O*NET OnLine Career data: O*NET 26.3 Database by the U.S. Department of Labor, Employment and Training Administration (“USDOL/ETA”). Used under the CC BY 4.0 license. O*NET® is a trademark of USDOL/ETA

Occupation statistics: USDOL U.S. Bureau of Labor Statistics Occupational Employment Statistics
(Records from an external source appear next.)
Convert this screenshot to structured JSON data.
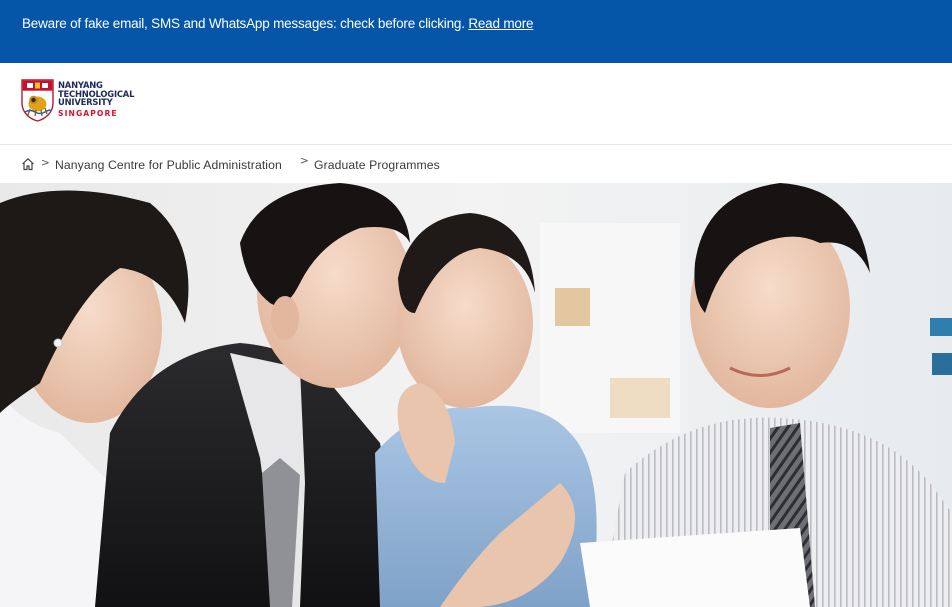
{
  "alert": {
    "message": "Beware of fake email, SMS and WhatsApp messages: check before clicking.",
    "link_label": "Read more"
  },
  "logo": {
    "lines": [
      "NANYANG",
      "TECHNOLOGICAL",
      "UNIVERSITY"
    ],
    "subline": "SINGAPORE",
    "colors": {
      "navy": "#1e2a5a",
      "red": "#d6142e"
    }
  },
  "breadcrumb": {
    "home_icon": "home-icon",
    "separator": ">",
    "items": [
      {
        "label": "Nanyang Centre for Public Administration",
        "link": true
      },
      {
        "label": "Graduate Programmes",
        "link": false
      }
    ]
  },
  "hero": {
    "icon": "photo-four-students-discussing"
  },
  "colors": {
    "alert_bg": "#0556a8",
    "alert_text": "#ffffff",
    "breadcrumb_text": "#3a3a3a"
  }
}
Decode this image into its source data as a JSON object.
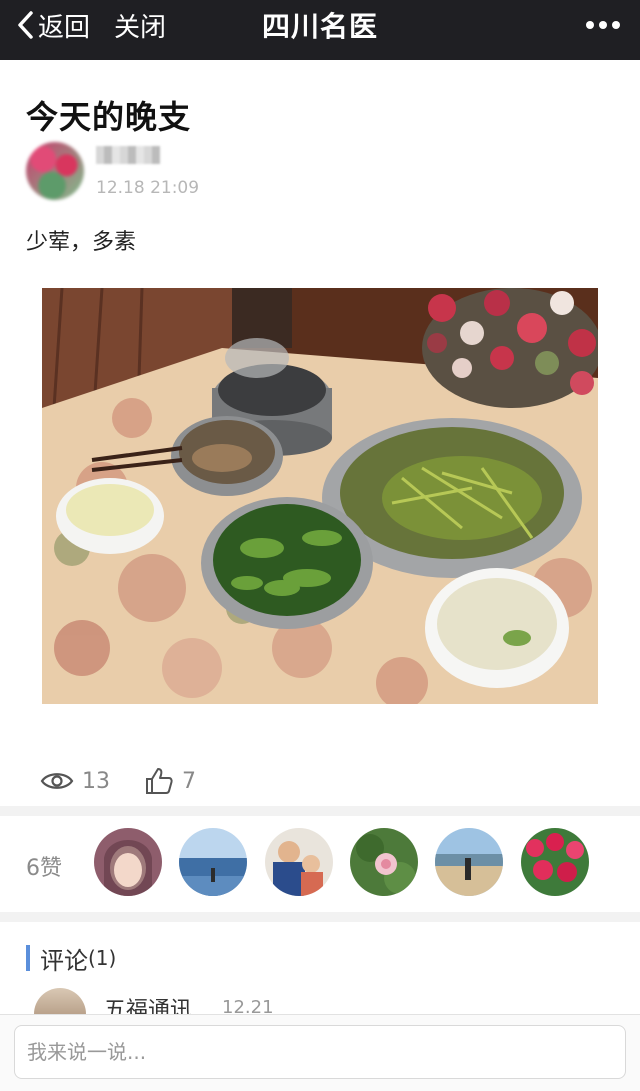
{
  "nav": {
    "back_label": "返回",
    "close_label": "关闭",
    "title": "四川名医"
  },
  "post": {
    "title": "今天的晚支",
    "time": "12.18 21:09",
    "body": "少荤，多素"
  },
  "stats": {
    "views": "13",
    "likes": "7"
  },
  "likers": {
    "label": "6赞"
  },
  "comments": {
    "heading": "评论",
    "count": "(1)",
    "items": [
      {
        "name": "五福通讯",
        "date": "12.21"
      }
    ]
  },
  "footer": {
    "placeholder": "我来说一说..."
  },
  "colors": {
    "topbar": "#1f1f23",
    "accent": "#5b8fdb"
  }
}
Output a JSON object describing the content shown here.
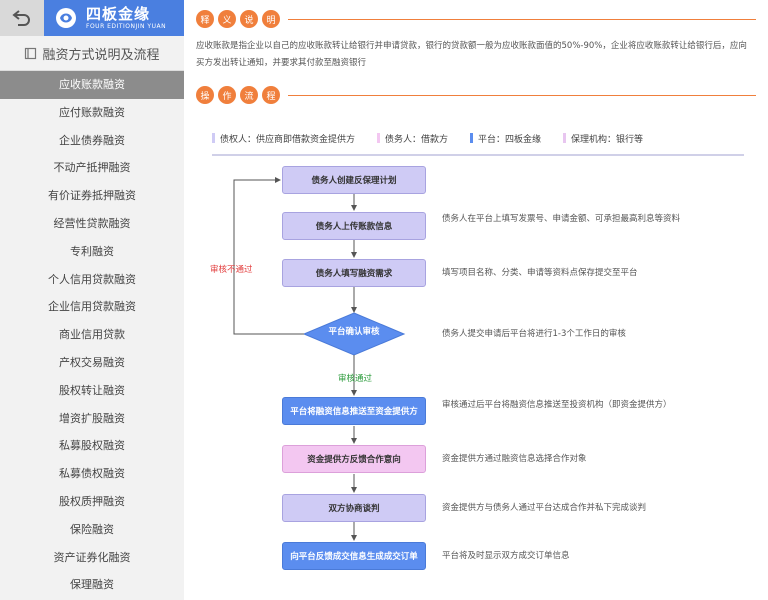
{
  "logo": {
    "name": "四板金缘",
    "en": "FOUR EDITIONJIN YUAN"
  },
  "sidebar": {
    "title": "融资方式说明及流程",
    "items": [
      "应收账款融资",
      "应付账款融资",
      "企业债券融资",
      "不动产抵押融资",
      "有价证券抵押融资",
      "经营性贷款融资",
      "专利融资",
      "个人信用贷款融资",
      "企业信用贷款融资",
      "商业信用贷款",
      "产权交易融资",
      "股权转让融资",
      "增资扩股融资",
      "私募股权融资",
      "私募债权融资",
      "股权质押融资",
      "保险融资",
      "资产证券化融资",
      "保理融资"
    ],
    "active_index": 0
  },
  "section1": {
    "tags": [
      "释",
      "义",
      "说",
      "明"
    ]
  },
  "description": "应收账款是指企业以自己的应收账款转让给银行并申请贷款，银行的贷款额一般为应收账款面值的50%-90%，企业将应收账款转让给银行后，应向买方发出转让通知，并要求其付款至融资银行",
  "section2": {
    "tags": [
      "操",
      "作",
      "流",
      "程"
    ]
  },
  "legend": [
    {
      "label": "债权人：供应商即借款资金提供方",
      "color": "#cfcbf5"
    },
    {
      "label": "债务人：借款方",
      "color": "#f3c7f1"
    },
    {
      "label": "平台：四板金缘",
      "color": "#5b8def"
    },
    {
      "label": "保理机构：银行等",
      "color": "#e8c6f0"
    }
  ],
  "flow": {
    "steps": [
      {
        "label": "债务人创建反保理计划",
        "note": ""
      },
      {
        "label": "债务人上传账款信息",
        "note": "债务人在平台上填写发票号、申请金额、可承担最高利息等资料"
      },
      {
        "label": "债务人填写融资需求",
        "note": "填写项目名称、分类、申请等资料点保存提交至平台"
      }
    ],
    "decision": {
      "label": "平台确认审核",
      "note": "债务人提交申请后平台将进行1-3个工作日的审核"
    },
    "reject_label": "审核不通过",
    "pass_label": "审核通过",
    "steps2": [
      {
        "label": "平台将融资信息推送至资金提供方",
        "note": "审核通过后平台将融资信息推送至投资机构（即资金提供方）"
      },
      {
        "label": "资金提供方反馈合作意向",
        "note": "资金提供方通过融资信息选择合作对象"
      },
      {
        "label": "双方协商谈判",
        "note": "资金提供方与债务人通过平台达成合作并私下完成谈判"
      },
      {
        "label": "向平台反馈成交信息生成成交订单",
        "note": "平台将及时显示双方成交订单信息"
      }
    ]
  },
  "colors": {
    "accent": "#f07f3c",
    "brand": "#4a7fe0"
  }
}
careeronestop logo Videos: CareerOneStop, USDOL/ETA and the Minnesota Department of Employment & Economic Development